> _Directions_: A single number is wanted: how many lines of the records below contain the word "string".

Dataset rows describing interfaces
===============

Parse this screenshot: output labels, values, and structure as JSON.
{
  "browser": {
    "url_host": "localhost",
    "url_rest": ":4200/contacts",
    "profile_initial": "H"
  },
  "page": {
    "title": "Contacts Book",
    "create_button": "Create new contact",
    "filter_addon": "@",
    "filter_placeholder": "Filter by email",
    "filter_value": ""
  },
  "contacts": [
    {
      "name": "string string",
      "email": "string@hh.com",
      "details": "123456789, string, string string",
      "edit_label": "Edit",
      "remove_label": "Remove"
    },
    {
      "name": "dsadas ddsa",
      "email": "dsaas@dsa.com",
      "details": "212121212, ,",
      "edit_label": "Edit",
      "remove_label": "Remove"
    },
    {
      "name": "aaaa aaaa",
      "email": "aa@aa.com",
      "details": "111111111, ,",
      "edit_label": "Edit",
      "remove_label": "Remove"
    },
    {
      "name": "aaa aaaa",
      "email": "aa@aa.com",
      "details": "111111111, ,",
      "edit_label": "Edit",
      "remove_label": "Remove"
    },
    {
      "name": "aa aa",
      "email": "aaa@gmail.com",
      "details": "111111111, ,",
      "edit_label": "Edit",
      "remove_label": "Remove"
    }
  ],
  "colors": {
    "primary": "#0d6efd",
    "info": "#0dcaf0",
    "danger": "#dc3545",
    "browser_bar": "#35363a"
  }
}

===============

> _Response to this task_: 3